:: What to work on ::
Please copy every line of the records below that holds the word "title".

START Dataset excerpts

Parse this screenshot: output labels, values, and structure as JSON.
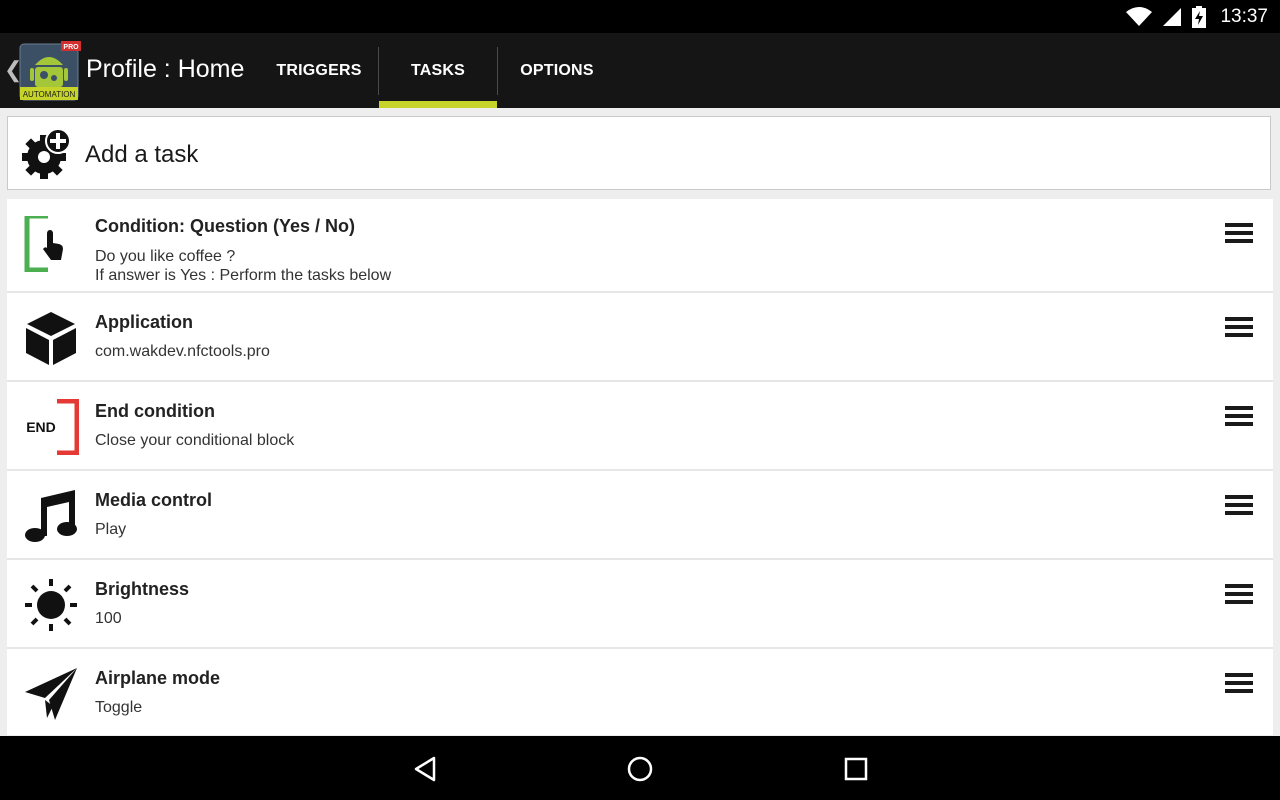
{
  "status": {
    "time": "13:37"
  },
  "header": {
    "title": "Profile : Home",
    "app_badge": "PRO",
    "app_label": "AUTOMATION",
    "tabs": [
      {
        "label": "TRIGGERS",
        "active": false
      },
      {
        "label": "TASKS",
        "active": true
      },
      {
        "label": "OPTIONS",
        "active": false
      }
    ]
  },
  "add_task": {
    "label": "Add a task"
  },
  "tasks": [
    {
      "title": "Condition: Question (Yes / No)",
      "desc1": "Do you like coffee ?",
      "desc2": "If answer is Yes : Perform the tasks below",
      "icon": "condition-question-icon"
    },
    {
      "title": "Application",
      "desc1": "com.wakdev.nfctools.pro",
      "icon": "cube-icon"
    },
    {
      "title": "End condition",
      "desc1": "Close your conditional block",
      "icon": "end-condition-icon",
      "icon_text": "END"
    },
    {
      "title": "Media control",
      "desc1": "Play",
      "icon": "music-note-icon"
    },
    {
      "title": "Brightness",
      "desc1": "100",
      "icon": "sun-icon"
    },
    {
      "title": "Airplane mode",
      "desc1": "Toggle",
      "icon": "paper-plane-icon"
    }
  ],
  "colors": {
    "accent": "#c6d42a",
    "condition_green": "#4caf50",
    "end_red": "#e53935"
  }
}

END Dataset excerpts

:: Result ::
    "title": "Profile : Home",
      "title": "Condition: Question (Yes / No)",
      "title": "Application",
      "title": "End condition",
      "title": "Media control",
      "title": "Brightness",
      "title": "Airplane mode",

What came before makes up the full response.